A Munich court has opened a lawsuit against Facebook founder Mark Zuckerberg, German media reported on Friday. News outlet "der Spiegel" wrote on its website, before the main weekly magazine's Saturday release, that it had obtained court documents charging the social media mogul with incitement to hatred.
Zuckerberg is reportedly being charged alongside Facebook CEO Sheryl Sandberg, chief Europe lobbyist Richard Allan, and his Berlin counterpart Eva-Maria Kirschsieper.
According to Spiegel, the complaint comes from the Würzburg-based attorney Chan-jo Jun. In the suit, he accuses Facebook of tolerating appeals for murder, threats of violence, and Holocaust denial, among other things.
Laws regulating hate speech in Germany are extremely tight, with most Nazi symbolism and racist propaganda strictly forbidden, a legacy of Germany's role in World War II. Although Facebook is obliged to remove illegal content from its site, it has repeatedly garnered hefty criticism for the time it takes to do so.
Germany cracks down on online hate
Justice Minister Heiko Maas has made hate speech on social media something of a pet project, threatening Twitter and Facebook specifically with being "too slow" in removing offending posts.

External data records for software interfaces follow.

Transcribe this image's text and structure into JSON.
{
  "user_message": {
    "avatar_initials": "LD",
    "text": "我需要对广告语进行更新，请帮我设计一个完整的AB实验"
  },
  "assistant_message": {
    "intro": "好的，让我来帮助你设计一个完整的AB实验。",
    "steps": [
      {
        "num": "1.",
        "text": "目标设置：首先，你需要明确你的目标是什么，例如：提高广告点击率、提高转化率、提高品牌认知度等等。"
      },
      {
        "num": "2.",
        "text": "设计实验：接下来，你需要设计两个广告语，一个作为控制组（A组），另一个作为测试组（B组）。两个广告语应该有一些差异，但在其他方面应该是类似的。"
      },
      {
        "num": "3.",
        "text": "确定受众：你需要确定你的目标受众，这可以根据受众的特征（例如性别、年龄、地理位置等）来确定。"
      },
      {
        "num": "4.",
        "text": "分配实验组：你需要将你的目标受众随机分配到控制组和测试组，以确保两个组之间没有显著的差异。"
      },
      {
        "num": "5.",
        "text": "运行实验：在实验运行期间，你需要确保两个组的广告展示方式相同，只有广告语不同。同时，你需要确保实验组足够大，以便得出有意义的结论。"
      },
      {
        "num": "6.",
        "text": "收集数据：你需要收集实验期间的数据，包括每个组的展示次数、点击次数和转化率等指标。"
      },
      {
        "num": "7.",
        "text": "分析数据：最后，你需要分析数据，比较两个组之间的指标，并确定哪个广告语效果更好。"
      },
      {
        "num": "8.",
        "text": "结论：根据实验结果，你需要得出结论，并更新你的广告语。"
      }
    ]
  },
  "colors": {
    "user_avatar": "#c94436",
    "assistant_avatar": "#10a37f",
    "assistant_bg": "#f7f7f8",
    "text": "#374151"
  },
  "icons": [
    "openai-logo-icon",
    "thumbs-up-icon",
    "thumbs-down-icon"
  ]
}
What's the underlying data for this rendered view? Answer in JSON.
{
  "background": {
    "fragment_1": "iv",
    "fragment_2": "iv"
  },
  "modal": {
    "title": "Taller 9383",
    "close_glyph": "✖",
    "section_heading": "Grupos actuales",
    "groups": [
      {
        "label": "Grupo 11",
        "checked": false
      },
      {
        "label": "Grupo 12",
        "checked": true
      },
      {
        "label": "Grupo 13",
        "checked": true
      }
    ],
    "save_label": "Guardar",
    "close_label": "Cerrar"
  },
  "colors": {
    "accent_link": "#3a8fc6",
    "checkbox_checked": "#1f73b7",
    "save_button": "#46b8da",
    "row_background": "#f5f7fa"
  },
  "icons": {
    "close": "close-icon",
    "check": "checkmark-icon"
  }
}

Maas has pushed a new initiative in Brussels to create EU-wide laws that would hand out stricter penalties for racist or xenophobic content.
Spreading racist ideology can come at a hefty price in Germany. Last month, a man in Würzburg became the latest to see jail time over an online post advocating racial hatred. The posts in question advocated violence against Jews, foreigners, and refugees. Although the defendant expressed remorse, he was handed a prison sentence of two years and three months.
Facebook has often said it stands unequivocally against hate speech, and would work in the future to ensure a swifter removal of related posts.